(TASK REQUIREMENTS)
Print the data once more, exactly as given. Drop the pictures.

(Web page and app entries)
•••
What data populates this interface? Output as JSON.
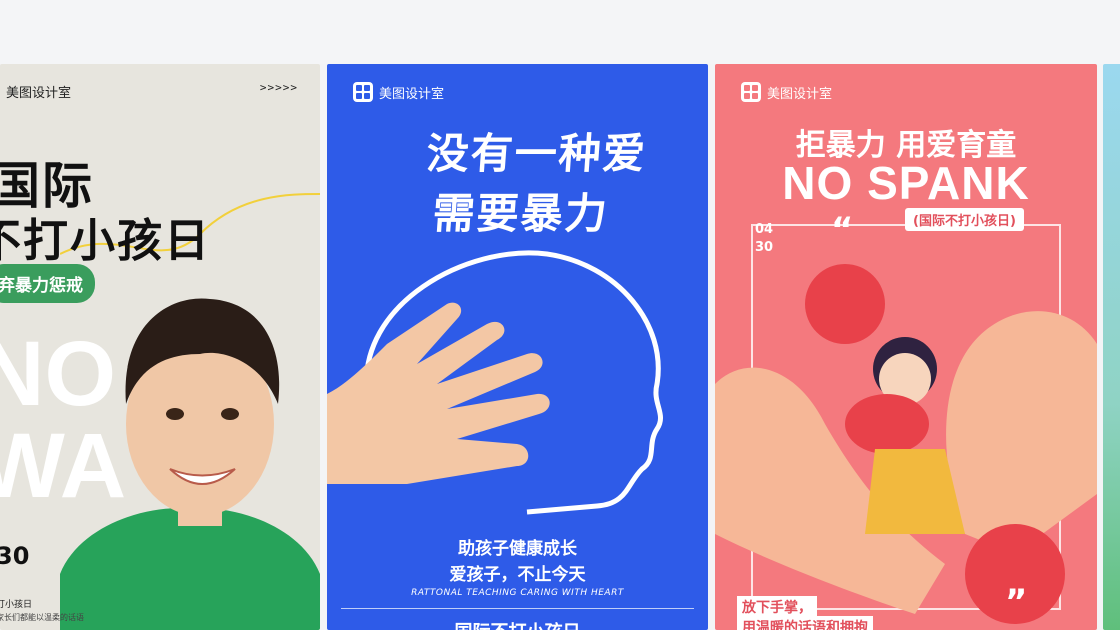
{
  "cards": [
    {
      "brand": "美图设计室",
      "arrows": ">>>>>",
      "title_line1": "国际",
      "title_line2": "不打小孩日",
      "bubble": "弃暴力惩戒",
      "big_line1": "NO",
      "big_line2": "WA",
      "date": "30",
      "small_line1": "打小孩日",
      "small_line2": "家长们都能以温柔的话语"
    },
    {
      "brand": "美图设计室",
      "title_line1": "没有一种爱",
      "title_line2": "需要暴力",
      "sub_line1": "助孩子健康成长",
      "sub_line2": "爱孩子，不止今天",
      "english": "RATTONAL TEACHING CARING WITH HEART",
      "footer": "国际不打小孩日"
    },
    {
      "brand": "美图设计室",
      "title_line1": "拒暴力 用爱育童",
      "title_line2": "NO SPANK",
      "tag": "(国际不打小孩日)",
      "date_month": "04",
      "date_day": "30",
      "quote_open": "“",
      "quote_close": "”",
      "bottom_line1": "放下手掌，",
      "bottom_line2": "用温暖的话语和拥抱"
    }
  ],
  "colors": {
    "card1_bg": "#e7e5de",
    "card1_accent": "#3a9d5d",
    "card2_bg": "#2e5be8",
    "card3_bg": "#f4797e",
    "card3_accent": "#e2505c"
  }
}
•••
(RESULT FOR THIS TASK)
What data populates this interface? Output as JSON.
{
  "cards": [
    {
      "brand": "美图设计室",
      "arrows": ">>>>>",
      "title_line1": "国际",
      "title_line2": "不打小孩日",
      "bubble": "弃暴力惩戒",
      "big_line1": "NO",
      "big_line2": "WA",
      "date": "30",
      "small_line1": "打小孩日",
      "small_line2": "家长们都能以温柔的话语"
    },
    {
      "brand": "美图设计室",
      "title_line1": "没有一种爱",
      "title_line2": "需要暴力",
      "sub_line1": "助孩子健康成长",
      "sub_line2": "爱孩子，不止今天",
      "english": "RATTONAL TEACHING CARING WITH HEART",
      "footer": "国际不打小孩日"
    },
    {
      "brand": "美图设计室",
      "title_line1": "拒暴力 用爱育童",
      "title_line2": "NO SPANK",
      "tag": "(国际不打小孩日)",
      "date_month": "04",
      "date_day": "30",
      "quote_open": "“",
      "quote_close": "”",
      "bottom_line1": "放下手掌，",
      "bottom_line2": "用温暖的话语和拥抱"
    }
  ],
  "colors": {
    "card1_bg": "#e7e5de",
    "card1_accent": "#3a9d5d",
    "card2_bg": "#2e5be8",
    "card3_bg": "#f4797e",
    "card3_accent": "#e2505c"
  }
}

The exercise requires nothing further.